Return to index: [Subject] [Thread] [Date] [Author]

Re: Shotcrete at shear walls boundary elements

[Subject Prev][Subject Next][Thread Prev][Thread Next]
In a message dated 6/27/99 8:34:28 PM EST, lhoward(--nospam--at) writes:

 I guess my questions is;  Have any of the Engineers who subscribe to the
 list required these mockup tests on their shotcrete projects?  If you
 have, what were the results?  Are some of these shotcrete people
 actually able to get good density inside a wall boundary element with
 very large rebar and tight tie spacing?

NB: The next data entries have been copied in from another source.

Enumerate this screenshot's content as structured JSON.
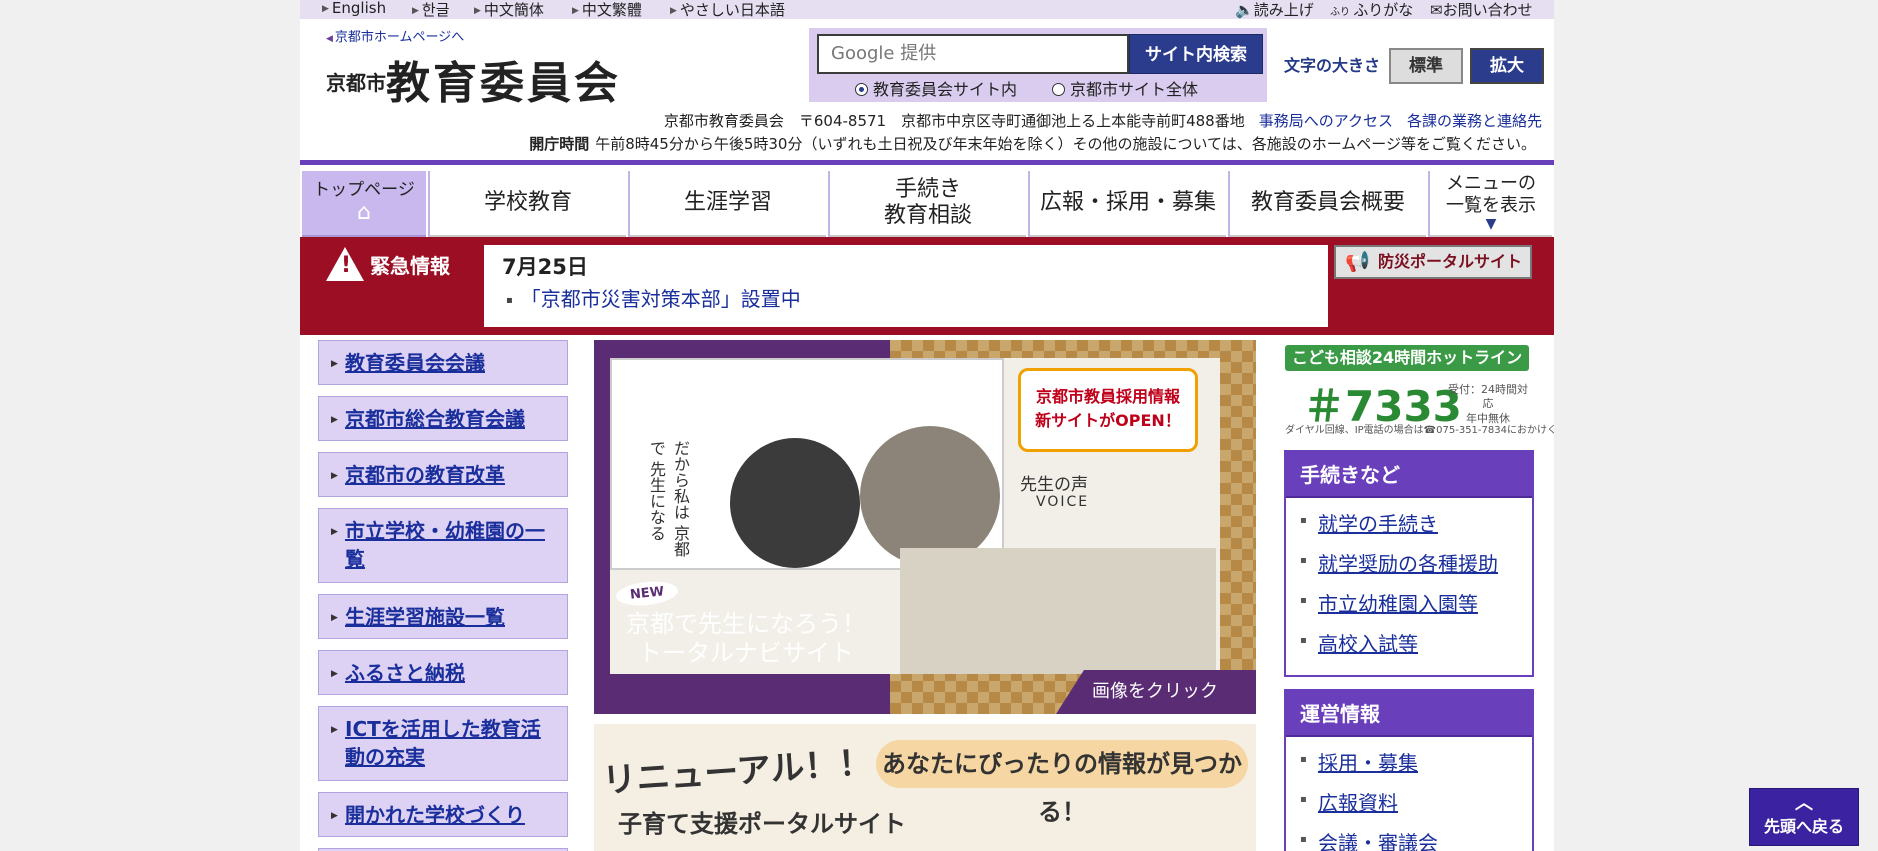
{
  "topbar": {
    "languages": [
      "English",
      "한글",
      "中文簡体",
      "中文繁體",
      "やさしい日本語"
    ],
    "read_aloud": "読み上げ",
    "furigana": "ふりがな",
    "contact": "お問い合わせ"
  },
  "header": {
    "city_link": "京都市ホームページへ",
    "logo_small": "京都市",
    "logo_large": "教育委員会",
    "search": {
      "placeholder": "Google 提供",
      "button": "サイト内検索",
      "scope_options": [
        "教育委員会サイト内",
        "京都市サイト全体"
      ],
      "scope_selected": 0
    },
    "font_size_label": "文字の大きさ",
    "font_standard": "標準",
    "font_large": "拡大",
    "address": "京都市教育委員会　〒604-8571　京都市中京区寺町通御池上る上本能寺前町488番地",
    "access_link": "事務局へのアクセス",
    "contacts_link": "各課の業務と連絡先",
    "hours_label": "開庁時間",
    "hours_text": "午前8時45分から午後5時30分（いずれも土日祝及び年末年始を除く）その他の施設については、各施設のホームページ等をご覧ください。"
  },
  "nav": {
    "top": "トップページ",
    "items": [
      "学校教育",
      "生涯学習",
      "手続き\n教育相談",
      "広報・採用・募集",
      "教育委員会概要"
    ],
    "menu": "メニューの\n一覧を表示"
  },
  "alert": {
    "label": "緊急情報",
    "date": "7月25日",
    "item": "「京都市災害対策本部」設置中",
    "portal_button": "防災ポータルサイト"
  },
  "leftnav": [
    "教育委員会会議",
    "京都市総合教育会議",
    "京都市の教育改革",
    "市立学校・幼稚園の一覧",
    "生涯学習施設一覧",
    "ふるさと納税",
    "ICTを活用した教育活動の充実",
    "開かれた学校づくり"
  ],
  "banner1": {
    "new_tag": "NEW",
    "title": "京都で先生になろう！\nトータルナビサイト",
    "tag": "京都市教員採用情報\n新サイトがOPEN！",
    "voice": "先生の声",
    "voice_en": "VOICE",
    "vertical_text": "だから私は 京都で 先生になる",
    "click": "画像をクリック"
  },
  "banner2": {
    "renewal": "リニューアル！！",
    "bubble": "あなたにぴったりの情報が見つかる！",
    "subtitle": "子育て支援ポータルサイト"
  },
  "hotline": {
    "heading": "こども相談24時間ホットライン",
    "number": "＃7333",
    "note": "受付：24時間対応\n年中無休",
    "tel_note": "ダイヤル回線、IP電話の場合は☎075-351-7834におかけください。"
  },
  "sidebox_procedures": {
    "heading": "手続きなど",
    "items": [
      "就学の手続き",
      "就学奨励の各種援助",
      "市立幼稚園入園等",
      "高校入試等"
    ]
  },
  "sidebox_operations": {
    "heading": "運営情報",
    "items": [
      "採用・募集",
      "広報資料",
      "会議・審議会"
    ]
  },
  "back_to_top": "先頭へ戻る",
  "colors": {
    "accent": "#6a3fbc",
    "alert_red": "#9b0e24",
    "nav_blue": "#2c3c8c",
    "link": "#1a2f9c",
    "hotline_green": "#3a9a46"
  }
}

I believe most of the larger design offices doing retrofit work in Los 
Angeles require mock ups, partly because the City of Los Angeles Department 
of Building and Safety requires this for bars larger than #5 and spaced 
closer than 12 bar diameters on center for the front curtain and 6 bar 
diameters for the back curtain of a two curtain wall.  There are also 
additional restrictions.  The mockup panel is used to demonstrate that it is 
possible to achieve the required density of concrete on a job by job basis.

We have had good luck with the mockups.  How the backboard of the mockup is 
constructed can impact the results of the test panel.  Plywood is typically 
used for the forms and will have more bounce and give than when the shotcrete 
is actually shot against concrete.  This is something which should be 
considered when making the mockup panels.  It would be best to place the 
mockup panel against the existing building if possible in seismic retrofit to 
help eliminate the bounce and flexure of the form board.

Mockup panels are a necessity in order to assure that the company doing the 
work can meet the specification.  The better shotcrete firms are more than 
willing to do this since it eliminates those which are not qualified. 

Our office has used full scale mockups for boundary elements with coupling 
beams (13 feet tall x 4 foot wide boundary portion of wall with a 36 inch 
deep coupling beam at the midheight of the wall) and also when we were 
jacketing existing concrete columns.  This can get quite expensive (in the 
range of $5,000 to $10,000 per test mockup).  I have seen mockups that were 
approximately 10 feet tall by 4 feet wide by 5 feet deep with #11 vertical 
reinforcing space at 4 to 6 inches on center with #4 ties and hairpins at 3" 
on center vertically and #4 hairpins at 4-6" on center horizontally across 
the surface.  The sawcut demonstrated that the nozzleman was able to fill all 
the voids.

One other thing you might want to consider is that does cast-in-place 
concrete assure you that you will have fewer voids than a shotcrete 
application?  Cast-in-place will require good vibration to assure that rock 
pockets, etc., do not occur, and afterwards you may still have some void 

Michael Cochran